> Requirement
Retype every entry below without altering anything.

> Input for this task
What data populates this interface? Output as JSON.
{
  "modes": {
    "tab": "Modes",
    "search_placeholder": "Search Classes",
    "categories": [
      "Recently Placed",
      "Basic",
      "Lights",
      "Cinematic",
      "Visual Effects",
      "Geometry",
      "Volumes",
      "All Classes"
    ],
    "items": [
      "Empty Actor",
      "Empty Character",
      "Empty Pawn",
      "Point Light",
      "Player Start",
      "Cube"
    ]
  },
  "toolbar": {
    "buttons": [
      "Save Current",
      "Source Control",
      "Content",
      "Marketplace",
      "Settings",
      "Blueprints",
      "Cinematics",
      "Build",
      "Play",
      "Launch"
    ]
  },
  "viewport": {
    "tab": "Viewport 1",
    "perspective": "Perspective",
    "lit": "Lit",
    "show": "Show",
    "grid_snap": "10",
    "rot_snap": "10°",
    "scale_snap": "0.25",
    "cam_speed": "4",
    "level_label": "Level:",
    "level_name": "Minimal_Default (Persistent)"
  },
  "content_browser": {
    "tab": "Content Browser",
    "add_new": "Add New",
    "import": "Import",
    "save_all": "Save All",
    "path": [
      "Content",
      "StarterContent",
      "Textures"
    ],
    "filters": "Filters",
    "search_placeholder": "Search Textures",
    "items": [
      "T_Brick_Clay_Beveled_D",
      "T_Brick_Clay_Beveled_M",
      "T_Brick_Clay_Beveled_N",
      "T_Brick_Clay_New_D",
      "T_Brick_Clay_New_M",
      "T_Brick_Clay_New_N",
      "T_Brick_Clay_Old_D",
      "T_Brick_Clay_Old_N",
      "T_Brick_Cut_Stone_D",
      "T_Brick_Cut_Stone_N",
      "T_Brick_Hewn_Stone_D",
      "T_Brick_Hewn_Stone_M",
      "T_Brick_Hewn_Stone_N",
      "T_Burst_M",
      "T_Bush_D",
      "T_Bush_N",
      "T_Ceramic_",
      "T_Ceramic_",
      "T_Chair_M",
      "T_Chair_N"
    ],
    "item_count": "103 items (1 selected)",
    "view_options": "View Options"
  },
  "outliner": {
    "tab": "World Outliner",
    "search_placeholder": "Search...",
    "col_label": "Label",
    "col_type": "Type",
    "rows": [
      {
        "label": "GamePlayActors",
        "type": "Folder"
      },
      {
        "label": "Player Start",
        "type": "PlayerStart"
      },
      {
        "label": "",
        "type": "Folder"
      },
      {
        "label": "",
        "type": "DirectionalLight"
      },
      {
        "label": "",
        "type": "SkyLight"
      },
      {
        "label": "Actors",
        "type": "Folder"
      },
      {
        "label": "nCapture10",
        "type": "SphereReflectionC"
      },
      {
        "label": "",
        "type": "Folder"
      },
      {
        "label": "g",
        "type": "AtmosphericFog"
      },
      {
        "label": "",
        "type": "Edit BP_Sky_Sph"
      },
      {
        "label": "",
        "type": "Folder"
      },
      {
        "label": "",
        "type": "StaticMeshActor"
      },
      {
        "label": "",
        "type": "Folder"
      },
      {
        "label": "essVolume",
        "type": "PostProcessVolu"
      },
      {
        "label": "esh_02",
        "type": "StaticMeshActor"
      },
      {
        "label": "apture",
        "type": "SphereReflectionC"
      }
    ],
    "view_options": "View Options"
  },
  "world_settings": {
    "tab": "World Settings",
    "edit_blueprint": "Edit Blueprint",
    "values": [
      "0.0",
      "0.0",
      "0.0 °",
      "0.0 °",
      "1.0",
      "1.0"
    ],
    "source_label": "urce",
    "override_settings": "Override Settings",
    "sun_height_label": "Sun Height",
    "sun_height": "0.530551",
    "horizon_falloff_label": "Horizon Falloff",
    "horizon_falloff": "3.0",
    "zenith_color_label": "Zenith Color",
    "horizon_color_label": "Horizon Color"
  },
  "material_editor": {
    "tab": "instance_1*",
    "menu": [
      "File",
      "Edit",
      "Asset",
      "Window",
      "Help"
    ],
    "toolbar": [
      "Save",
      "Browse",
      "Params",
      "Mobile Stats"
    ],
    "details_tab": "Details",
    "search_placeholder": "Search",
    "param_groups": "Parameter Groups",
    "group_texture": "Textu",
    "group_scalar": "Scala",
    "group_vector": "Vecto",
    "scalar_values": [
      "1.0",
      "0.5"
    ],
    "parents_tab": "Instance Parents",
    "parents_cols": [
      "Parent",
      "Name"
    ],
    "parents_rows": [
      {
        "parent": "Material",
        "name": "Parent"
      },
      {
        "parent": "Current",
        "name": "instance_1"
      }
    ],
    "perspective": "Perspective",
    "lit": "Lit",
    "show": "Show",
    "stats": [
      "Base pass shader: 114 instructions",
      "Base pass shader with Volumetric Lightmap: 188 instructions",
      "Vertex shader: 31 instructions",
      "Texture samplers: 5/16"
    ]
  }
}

> Written answer
What data populates this interface? Output as JSON.
{
  "modes": {
    "tab": "Modes",
    "search_placeholder": "Search Classes",
    "categories": [
      "Recently Placed",
      "Basic",
      "Lights",
      "Cinematic",
      "Visual Effects",
      "Geometry",
      "Volumes",
      "All Classes"
    ],
    "items": [
      "Empty Actor",
      "Empty Character",
      "Empty Pawn",
      "Point Light",
      "Player Start",
      "Cube"
    ]
  },
  "toolbar": {
    "buttons": [
      "Save Current",
      "Source Control",
      "Content",
      "Marketplace",
      "Settings",
      "Blueprints",
      "Cinematics",
      "Build",
      "Play",
      "Launch"
    ]
  },
  "viewport": {
    "tab": "Viewport 1",
    "perspective": "Perspective",
    "lit": "Lit",
    "show": "Show",
    "grid_snap": "10",
    "rot_snap": "10°",
    "scale_snap": "0.25",
    "cam_speed": "4",
    "level_label": "Level:",
    "level_name": "Minimal_Default (Persistent)"
  },
  "content_browser": {
    "tab": "Content Browser",
    "add_new": "Add New",
    "import": "Import",
    "save_all": "Save All",
    "path": [
      "Content",
      "StarterContent",
      "Textures"
    ],
    "filters": "Filters",
    "search_placeholder": "Search Textures",
    "items": [
      "T_Brick_Clay_Beveled_D",
      "T_Brick_Clay_Beveled_M",
      "T_Brick_Clay_Beveled_N",
      "T_Brick_Clay_New_D",
      "T_Brick_Clay_New_M",
      "T_Brick_Clay_New_N",
      "T_Brick_Clay_Old_D",
      "T_Brick_Clay_Old_N",
      "T_Brick_Cut_Stone_D",
      "T_Brick_Cut_Stone_N",
      "T_Brick_Hewn_Stone_D",
      "T_Brick_Hewn_Stone_M",
      "T_Brick_Hewn_Stone_N",
      "T_Burst_M",
      "T_Bush_D",
      "T_Bush_N",
      "T_Ceramic_",
      "T_Ceramic_",
      "T_Chair_M",
      "T_Chair_N"
    ],
    "item_count": "103 items (1 selected)",
    "view_options": "View Options"
  },
  "outliner": {
    "tab": "World Outliner",
    "search_placeholder": "Search...",
    "col_label": "Label",
    "col_type": "Type",
    "rows": [
      {
        "label": "GamePlayActors",
        "type": "Folder"
      },
      {
        "label": "Player Start",
        "type": "PlayerStart"
      },
      {
        "label": "",
        "type": "Folder"
      },
      {
        "label": "",
        "type": "DirectionalLight"
      },
      {
        "label": "",
        "type": "SkyLight"
      },
      {
        "label": "Actors",
        "type": "Folder"
      },
      {
        "label": "nCapture10",
        "type": "SphereReflectionC"
      },
      {
        "label": "",
        "type": "Folder"
      },
      {
        "label": "g",
        "type": "AtmosphericFog"
      },
      {
        "label": "",
        "type": "Edit BP_Sky_Sph"
      },
      {
        "label": "",
        "type": "Folder"
      },
      {
        "label": "",
        "type": "StaticMeshActor"
      },
      {
        "label": "",
        "type": "Folder"
      },
      {
        "label": "essVolume",
        "type": "PostProcessVolu"
      },
      {
        "label": "esh_02",
        "type": "StaticMeshActor"
      },
      {
        "label": "apture",
        "type": "SphereReflectionC"
      }
    ],
    "view_options": "View Options"
  },
  "world_settings": {
    "tab": "World Settings",
    "edit_blueprint": "Edit Blueprint",
    "values": [
      "0.0",
      "0.0",
      "0.0 °",
      "0.0 °",
      "1.0",
      "1.0"
    ],
    "source_label": "urce",
    "override_settings": "Override Settings",
    "sun_height_label": "Sun Height",
    "sun_height": "0.530551",
    "horizon_falloff_label": "Horizon Falloff",
    "horizon_falloff": "3.0",
    "zenith_color_label": "Zenith Color",
    "horizon_color_label": "Horizon Color"
  },
  "material_editor": {
    "tab": "instance_1*",
    "menu": [
      "File",
      "Edit",
      "Asset",
      "Window",
      "Help"
    ],
    "toolbar": [
      "Save",
      "Browse",
      "Params",
      "Mobile Stats"
    ],
    "details_tab": "Details",
    "search_placeholder": "Search",
    "param_groups": "Parameter Groups",
    "group_texture": "Textu",
    "group_scalar": "Scala",
    "group_vector": "Vecto",
    "scalar_values": [
      "1.0",
      "0.5"
    ],
    "parents_tab": "Instance Parents",
    "parents_cols": [
      "Parent",
      "Name"
    ],
    "parents_rows": [
      {
        "parent": "Material",
        "name": "Parent"
      },
      {
        "parent": "Current",
        "name": "instance_1"
      }
    ],
    "perspective": "Perspective",
    "lit": "Lit",
    "show": "Show",
    "stats": [
      "Base pass shader: 114 instructions",
      "Base pass shader with Volumetric Lightmap: 188 instructions",
      "Vertex shader: 31 instructions",
      "Texture samplers: 5/16"
    ]
  }
}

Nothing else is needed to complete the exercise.